- Description of the task -
Within the listing below, locate all lines containing the word "true". Copy each one.

- Record excerpts -
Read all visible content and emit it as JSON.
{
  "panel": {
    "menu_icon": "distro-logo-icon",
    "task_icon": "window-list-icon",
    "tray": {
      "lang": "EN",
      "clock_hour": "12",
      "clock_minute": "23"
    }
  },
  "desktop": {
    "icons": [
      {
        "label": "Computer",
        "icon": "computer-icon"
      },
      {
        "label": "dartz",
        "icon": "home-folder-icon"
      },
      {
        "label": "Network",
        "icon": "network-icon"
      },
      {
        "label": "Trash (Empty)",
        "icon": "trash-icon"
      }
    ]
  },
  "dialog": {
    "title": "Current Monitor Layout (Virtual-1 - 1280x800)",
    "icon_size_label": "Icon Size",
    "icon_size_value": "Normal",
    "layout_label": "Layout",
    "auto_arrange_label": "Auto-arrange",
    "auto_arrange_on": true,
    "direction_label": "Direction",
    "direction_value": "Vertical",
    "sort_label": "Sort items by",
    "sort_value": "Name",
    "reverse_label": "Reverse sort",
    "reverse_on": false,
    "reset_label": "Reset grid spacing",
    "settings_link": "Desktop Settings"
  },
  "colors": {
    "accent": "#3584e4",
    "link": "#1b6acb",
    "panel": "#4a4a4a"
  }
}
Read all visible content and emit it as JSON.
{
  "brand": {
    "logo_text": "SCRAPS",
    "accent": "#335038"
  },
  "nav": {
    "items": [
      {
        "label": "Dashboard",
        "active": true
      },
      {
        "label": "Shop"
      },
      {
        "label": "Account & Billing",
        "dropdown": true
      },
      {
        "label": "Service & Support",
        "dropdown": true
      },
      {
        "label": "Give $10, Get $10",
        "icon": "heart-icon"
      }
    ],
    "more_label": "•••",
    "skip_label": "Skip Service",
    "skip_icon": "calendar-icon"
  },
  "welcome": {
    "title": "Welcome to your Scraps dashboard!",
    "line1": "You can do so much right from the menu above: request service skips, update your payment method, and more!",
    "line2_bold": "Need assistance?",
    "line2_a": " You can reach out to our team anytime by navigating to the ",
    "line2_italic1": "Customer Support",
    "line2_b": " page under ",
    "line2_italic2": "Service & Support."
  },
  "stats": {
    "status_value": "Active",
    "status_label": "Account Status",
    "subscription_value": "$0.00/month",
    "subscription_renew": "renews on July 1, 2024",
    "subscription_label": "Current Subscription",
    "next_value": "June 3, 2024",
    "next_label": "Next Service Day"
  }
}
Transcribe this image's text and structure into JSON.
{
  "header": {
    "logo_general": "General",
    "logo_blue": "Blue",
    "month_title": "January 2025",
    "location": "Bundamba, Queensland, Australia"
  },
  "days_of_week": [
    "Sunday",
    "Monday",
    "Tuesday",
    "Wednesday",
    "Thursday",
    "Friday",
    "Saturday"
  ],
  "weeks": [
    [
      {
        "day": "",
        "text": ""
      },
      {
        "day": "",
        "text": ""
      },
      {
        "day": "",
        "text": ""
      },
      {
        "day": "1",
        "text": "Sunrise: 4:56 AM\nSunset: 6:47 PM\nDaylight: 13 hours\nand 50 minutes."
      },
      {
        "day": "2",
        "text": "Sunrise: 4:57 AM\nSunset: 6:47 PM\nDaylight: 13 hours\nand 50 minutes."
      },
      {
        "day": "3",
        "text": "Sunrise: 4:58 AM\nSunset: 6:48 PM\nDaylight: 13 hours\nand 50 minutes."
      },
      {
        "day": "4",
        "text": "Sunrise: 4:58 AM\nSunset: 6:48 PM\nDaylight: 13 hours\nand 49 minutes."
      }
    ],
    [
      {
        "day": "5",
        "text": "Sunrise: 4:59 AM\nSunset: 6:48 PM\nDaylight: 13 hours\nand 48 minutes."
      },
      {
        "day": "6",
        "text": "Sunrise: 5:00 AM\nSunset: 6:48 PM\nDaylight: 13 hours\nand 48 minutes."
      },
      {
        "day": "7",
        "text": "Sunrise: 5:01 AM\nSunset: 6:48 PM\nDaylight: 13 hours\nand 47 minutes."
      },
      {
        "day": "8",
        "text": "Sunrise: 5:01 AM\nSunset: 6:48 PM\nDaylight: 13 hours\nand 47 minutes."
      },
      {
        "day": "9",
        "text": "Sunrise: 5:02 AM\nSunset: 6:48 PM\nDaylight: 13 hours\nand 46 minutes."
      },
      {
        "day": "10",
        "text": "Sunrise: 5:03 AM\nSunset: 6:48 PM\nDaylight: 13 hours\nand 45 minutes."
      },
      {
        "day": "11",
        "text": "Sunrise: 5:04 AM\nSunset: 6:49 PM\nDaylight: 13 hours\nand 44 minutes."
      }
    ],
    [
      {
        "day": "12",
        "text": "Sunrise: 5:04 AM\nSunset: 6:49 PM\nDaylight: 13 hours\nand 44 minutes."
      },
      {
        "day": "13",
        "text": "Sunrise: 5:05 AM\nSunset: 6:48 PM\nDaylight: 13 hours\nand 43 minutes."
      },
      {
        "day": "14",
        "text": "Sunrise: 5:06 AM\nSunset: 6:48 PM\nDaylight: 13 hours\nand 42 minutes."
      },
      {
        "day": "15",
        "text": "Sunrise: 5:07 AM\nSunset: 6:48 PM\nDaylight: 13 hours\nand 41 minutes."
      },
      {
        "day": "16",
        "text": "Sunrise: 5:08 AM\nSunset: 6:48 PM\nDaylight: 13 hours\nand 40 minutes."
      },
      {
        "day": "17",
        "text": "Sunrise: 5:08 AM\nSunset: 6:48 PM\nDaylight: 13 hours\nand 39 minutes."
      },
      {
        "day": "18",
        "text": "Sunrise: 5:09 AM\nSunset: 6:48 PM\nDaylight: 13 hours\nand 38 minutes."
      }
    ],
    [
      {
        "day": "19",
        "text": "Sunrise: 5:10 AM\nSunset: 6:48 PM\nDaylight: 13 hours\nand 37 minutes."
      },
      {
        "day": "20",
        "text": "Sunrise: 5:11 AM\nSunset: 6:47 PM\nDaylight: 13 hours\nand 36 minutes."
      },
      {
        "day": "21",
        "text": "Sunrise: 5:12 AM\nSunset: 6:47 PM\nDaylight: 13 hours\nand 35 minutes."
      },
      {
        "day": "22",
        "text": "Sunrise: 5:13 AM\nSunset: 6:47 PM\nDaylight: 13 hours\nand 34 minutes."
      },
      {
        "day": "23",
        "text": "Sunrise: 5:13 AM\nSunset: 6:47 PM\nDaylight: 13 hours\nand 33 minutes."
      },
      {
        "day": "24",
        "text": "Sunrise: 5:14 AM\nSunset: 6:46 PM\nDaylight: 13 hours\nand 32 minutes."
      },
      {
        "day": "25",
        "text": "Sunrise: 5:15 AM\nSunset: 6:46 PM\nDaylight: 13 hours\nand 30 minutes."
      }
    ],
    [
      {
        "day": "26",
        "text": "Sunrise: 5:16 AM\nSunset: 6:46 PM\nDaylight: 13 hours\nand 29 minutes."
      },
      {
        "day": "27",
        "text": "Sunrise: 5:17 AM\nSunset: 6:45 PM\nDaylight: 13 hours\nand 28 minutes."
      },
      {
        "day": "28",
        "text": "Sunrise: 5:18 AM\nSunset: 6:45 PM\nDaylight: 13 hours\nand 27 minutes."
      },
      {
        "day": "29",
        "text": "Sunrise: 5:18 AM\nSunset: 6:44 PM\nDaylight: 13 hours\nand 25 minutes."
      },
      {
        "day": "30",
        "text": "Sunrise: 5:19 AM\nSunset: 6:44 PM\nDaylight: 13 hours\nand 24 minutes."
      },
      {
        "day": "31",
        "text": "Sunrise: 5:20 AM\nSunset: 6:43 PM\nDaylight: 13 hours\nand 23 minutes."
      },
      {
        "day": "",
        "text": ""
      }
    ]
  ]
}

- Result of this task -
    "auto_arrange_on": true,
        "active": true
        "dropdown": true
        "dropdown": true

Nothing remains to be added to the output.